Robert Vadra, facing investigation in a money laundering case, was directed on Monday not to leave the country without prior permission by a Delhi court which granted him anticipatory bail while imposing several other conditions.
Special Judge Arvind Kumar also directed him not to tamper with the evidence or influence witnesses and join the investigation as and when called by the investigating officer.
The court asked Vadra, brother-in-law of Congress president Rahul Gandhi, to furnish a personal bond of Rs 5 lakh and a surety of the like amount.
Vadra is facing allegations of money laundering in purchase of a London-based property at 12, Bryanston Square worth 1.9 million pounds.
In its order granting the relief, the court noted the submissions made by senior advocate A M Singhvi, appearing for Vadra, that the accused has joined the probe as and when called by the investigating officer.

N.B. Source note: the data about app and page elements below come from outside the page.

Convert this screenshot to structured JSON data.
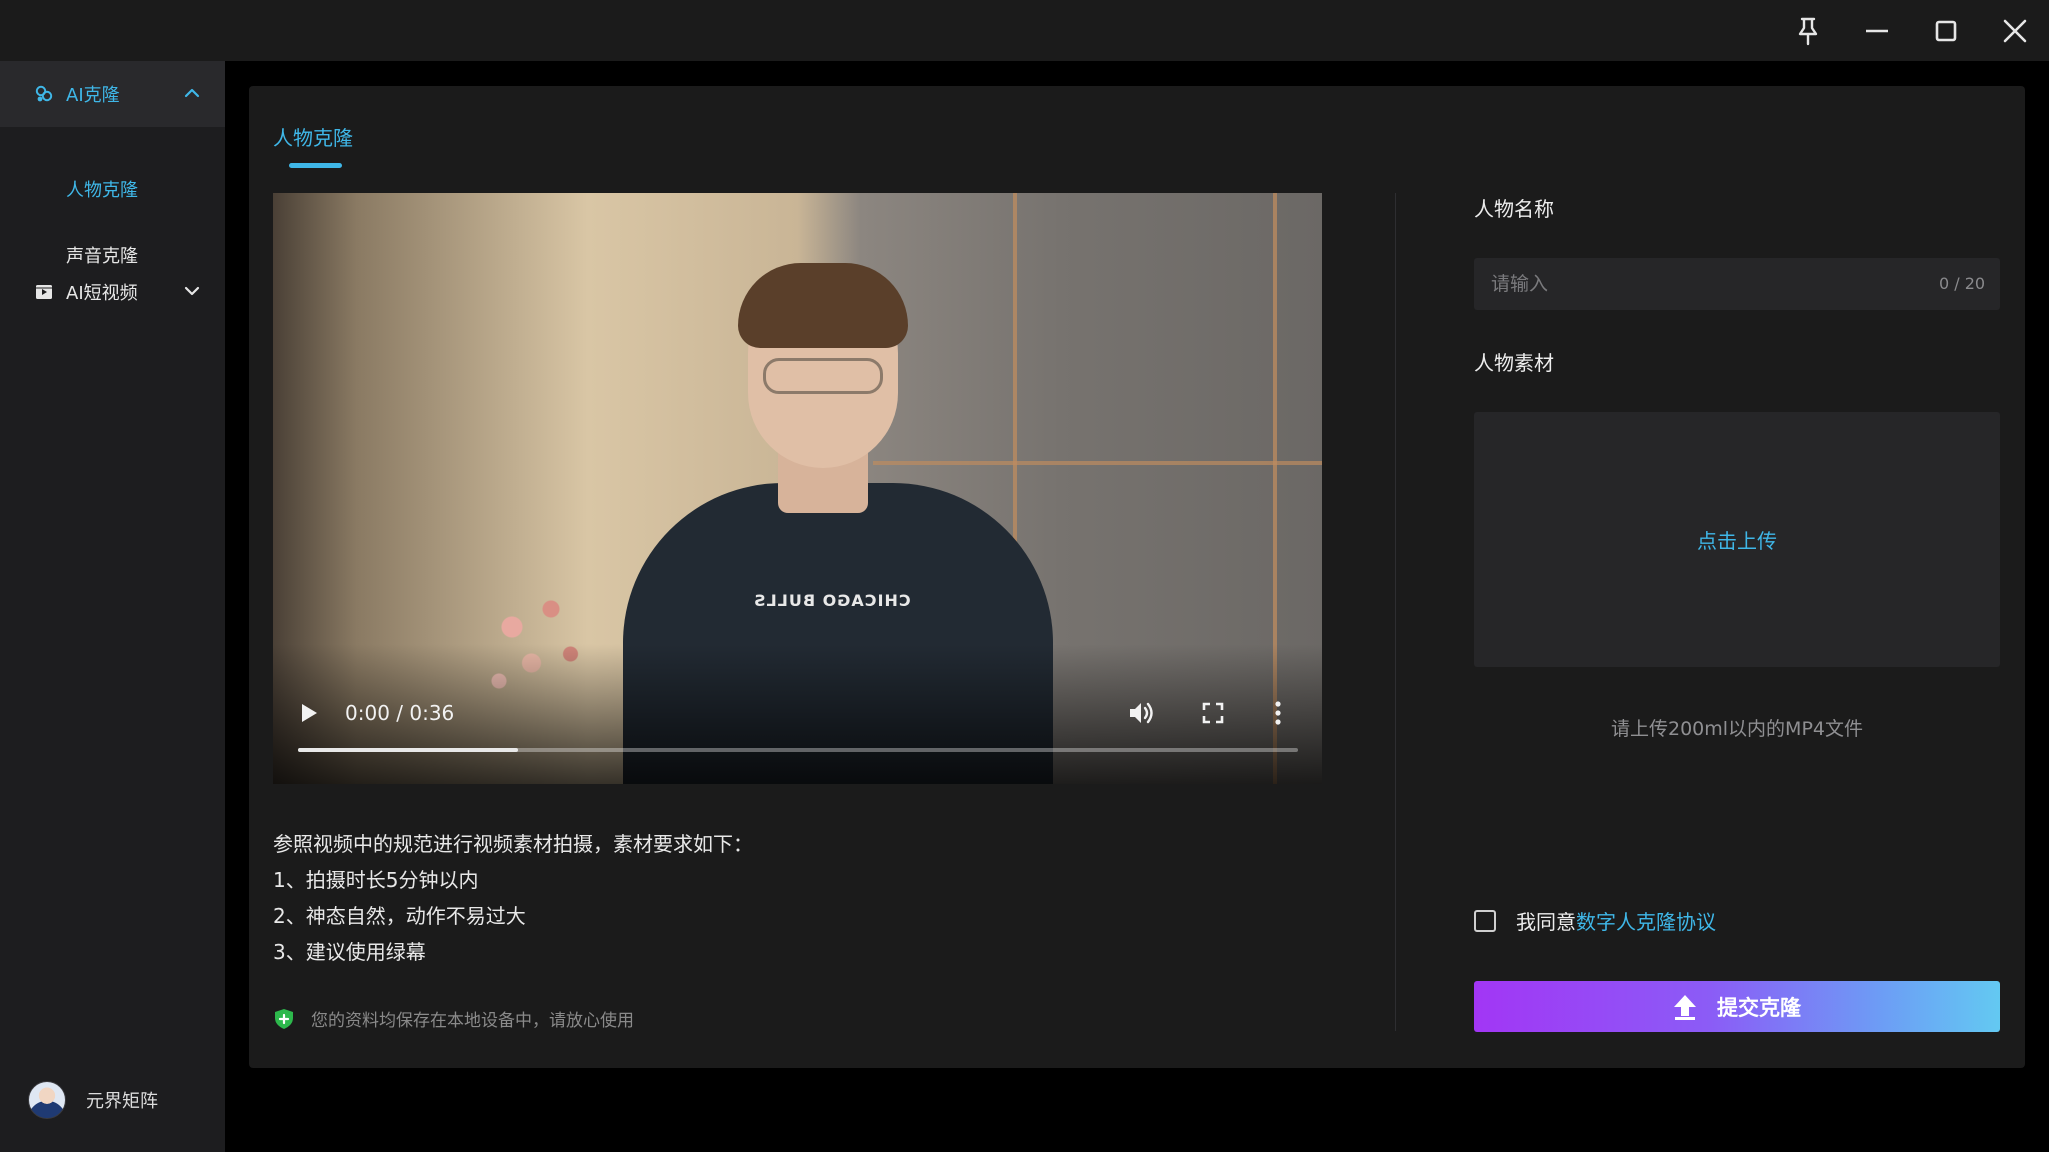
{
  "window": {
    "pin_icon": "pin-icon",
    "minimize_icon": "minimize-icon",
    "maximize_icon": "maximize-icon",
    "close_icon": "close-icon"
  },
  "sidebar": {
    "groups": [
      {
        "label": "AI克隆",
        "icon": "ai-clone-icon",
        "expanded": true,
        "items": [
          {
            "label": "人物克隆",
            "selected": true
          },
          {
            "label": "声音克隆",
            "selected": false
          }
        ]
      },
      {
        "label": "AI短视频",
        "icon": "video-icon",
        "expanded": false,
        "items": []
      }
    ],
    "user": {
      "name": "元界矩阵"
    }
  },
  "main": {
    "tab": "人物克隆",
    "video": {
      "time": "0:00 / 0:36",
      "progress": 0.22,
      "shirt_text": "CHICAGO BULLS"
    },
    "requirements": [
      "参照视频中的规范进行视频素材拍摄，素材要求如下：",
      "1、拍摄时长5分钟以内",
      "2、神态自然，动作不易过大",
      "3、建议使用绿幕"
    ],
    "notice": "您的资料均保存在本地设备中，请放心使用"
  },
  "form": {
    "name_label": "人物名称",
    "name_placeholder": "请输入",
    "name_value": "",
    "counter": "0 / 20",
    "material_label": "人物素材",
    "upload_label": "点击上传",
    "upload_hint": "请上传200ml以内的MP4文件",
    "agree_text": "我同意",
    "agree_link": "数字人克隆协议",
    "agree_checked": false,
    "submit_label": "提交克隆"
  },
  "colors": {
    "accent": "#3fb7e8",
    "background": "#000000",
    "panel": "#1b1b1b",
    "sidebar": "#1d1d1f",
    "submit_gradient_start": "#a236f5",
    "submit_gradient_end": "#63c9f2"
  }
}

It also noted that there was no allegation that the accused at any point of time had tampered with evidence or influenced any witness in the present case. The case of ED is mainly based on documentary evidence, it said.
The court also observed that Vadra's office premises were searched on December 7 and 8, 2019 and voluminous documents, nearly 20,000 pages, were seized.
It further noted that he had filed application for anticipatory bail on February 1 and on February 6 he was directed to join the investigation.
"The accused has joined the probe as and when called by the investigating officer. Vadra had joined the investigation on nine occasions from February 6 to March 8 and has been interrogated for about 58 hours and answered the questions put to him," it said.
"Further, it is also noted that accused is having permanent residence in Delhi and has deep roots in society, his family is based in India and his properties are also situated in India," the court added.
The judge said, "Considering the overall facts and circumstances, I consider it to be a fit case for grant of anticipatory bail.
"Thus, in the event of arrest, the applicant shall be released on bail on furnishing personal bond in sum of Rs 5 lakh with one surety of the like amount to the satisfaction of the investigating officer."
ED's special public prosecutors D P Singh and Nitesh Rana had opposed Vadra's application, saying he was 'needed to be dealt with custodial interrogation and that there was a risk of tampering with the investigation'.
Rana had told the court that there was fresh evidence in the case, including the e-mail trail in which the purchase and renovation of the London-based property was discussed.
"The anticipatory bail needs to be dismissed. Robert Vadra needs to be dealt with custodial interrogation," ED had told the court.
ED's lawyer A R Aditya had accused Vadra of politicising the matter.
The court also granted anticipatory bail to Manoj Arora, an employee of Vadra's Skylight Hospitality LLP and a co-accused in the case.
It noted that it was clear from record that the present case was registered on the basis of Black Money Act (Undisclosed Foreign Income and Assets) and Imposition of Tax Act regarding which a complaint had already been filed against Sanjay Bhandari (arms-dealer) and the proceeds of crime allegedly relate to the said offence.
Therefore, the present complaint cannot be said to be extension of any case registered by the ED relating to properties of Vadra in Rajasthan, the court said.
In his application, Vadra has alleged that he was being subjected to 'unwarranted, unjustified and malicious criminal prosecution which on the face of it is completely politically motivated and is being carried out for reasons other than those prescribed under law'.
The ED had alleged that Arora was a key person in the case and he was aware of the Vadra's overseas undeclared assets and was instrumental in arranging funds.
According to ED, it lodged the money laundering case against Arora after his role came up during the probe of another case by the Income Tax Department under the newly enacted Black Money Act and tax law against absconding arms dealer Sanjay Bhandari.
It alleged that the London-based property was bought by Bhandari for GBP 1.9 million and sold in 2010 for the same amount despite incurring additional expenses of approximately GBP 65,900 on its renovation.
"This gives credence to the fact that Bhandari was not the actual owner of the property but it was beneficially owned by Vadra who was incurring expenditure on the renovation of this property," the ED had told the court.
ED said it has received information about various new properties in London which allegedly belong to Vadra, including two houses of five and four million pounds each and six other flats.